§ **Task details**: Filter the entries for the word "title". Copy each line that has it.

§ **Records supplied**:
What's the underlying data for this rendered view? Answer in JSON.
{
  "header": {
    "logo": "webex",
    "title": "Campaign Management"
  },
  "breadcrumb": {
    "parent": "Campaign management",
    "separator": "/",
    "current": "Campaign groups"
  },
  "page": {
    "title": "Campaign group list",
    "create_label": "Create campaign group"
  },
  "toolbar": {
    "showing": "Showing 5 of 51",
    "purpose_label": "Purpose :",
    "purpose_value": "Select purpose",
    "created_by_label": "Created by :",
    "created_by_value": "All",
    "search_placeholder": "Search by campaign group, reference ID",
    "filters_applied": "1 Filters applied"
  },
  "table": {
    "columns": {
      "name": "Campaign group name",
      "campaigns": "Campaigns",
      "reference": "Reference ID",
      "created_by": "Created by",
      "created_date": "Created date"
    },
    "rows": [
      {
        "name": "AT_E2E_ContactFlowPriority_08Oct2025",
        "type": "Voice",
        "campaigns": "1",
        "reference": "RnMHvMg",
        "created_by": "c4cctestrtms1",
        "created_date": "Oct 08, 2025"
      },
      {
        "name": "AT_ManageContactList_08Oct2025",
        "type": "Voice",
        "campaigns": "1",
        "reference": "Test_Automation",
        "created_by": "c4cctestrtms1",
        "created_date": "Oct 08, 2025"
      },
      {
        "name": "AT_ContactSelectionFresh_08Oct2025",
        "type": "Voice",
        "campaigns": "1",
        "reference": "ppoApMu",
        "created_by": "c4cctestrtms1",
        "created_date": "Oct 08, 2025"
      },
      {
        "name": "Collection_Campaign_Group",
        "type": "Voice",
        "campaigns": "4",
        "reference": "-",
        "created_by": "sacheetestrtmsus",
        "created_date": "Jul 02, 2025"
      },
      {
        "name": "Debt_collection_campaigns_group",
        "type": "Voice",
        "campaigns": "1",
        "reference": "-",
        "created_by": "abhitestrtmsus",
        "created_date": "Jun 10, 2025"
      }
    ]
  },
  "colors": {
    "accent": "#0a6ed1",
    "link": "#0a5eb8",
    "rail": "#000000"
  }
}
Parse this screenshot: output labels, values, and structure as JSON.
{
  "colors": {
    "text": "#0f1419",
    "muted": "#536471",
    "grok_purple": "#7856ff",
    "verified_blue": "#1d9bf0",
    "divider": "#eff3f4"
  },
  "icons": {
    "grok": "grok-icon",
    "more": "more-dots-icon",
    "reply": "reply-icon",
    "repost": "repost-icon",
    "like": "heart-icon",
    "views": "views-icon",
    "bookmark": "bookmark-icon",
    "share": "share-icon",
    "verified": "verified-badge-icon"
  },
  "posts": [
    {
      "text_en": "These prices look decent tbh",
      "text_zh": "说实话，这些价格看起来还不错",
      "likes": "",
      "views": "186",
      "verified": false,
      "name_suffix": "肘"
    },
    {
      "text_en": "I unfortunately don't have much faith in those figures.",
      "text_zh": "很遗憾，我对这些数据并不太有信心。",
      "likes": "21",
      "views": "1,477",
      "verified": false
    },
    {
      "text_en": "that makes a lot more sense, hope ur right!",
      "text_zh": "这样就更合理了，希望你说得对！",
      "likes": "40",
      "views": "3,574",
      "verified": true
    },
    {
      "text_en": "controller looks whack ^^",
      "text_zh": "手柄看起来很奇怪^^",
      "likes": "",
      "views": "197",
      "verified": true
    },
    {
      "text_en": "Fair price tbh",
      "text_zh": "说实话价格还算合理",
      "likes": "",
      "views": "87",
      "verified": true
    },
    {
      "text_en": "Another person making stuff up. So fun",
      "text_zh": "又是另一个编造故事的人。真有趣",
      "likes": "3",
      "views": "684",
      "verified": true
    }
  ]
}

§ **Your response**:
    "title": "Campaign Management"
    "title": "Campaign group list",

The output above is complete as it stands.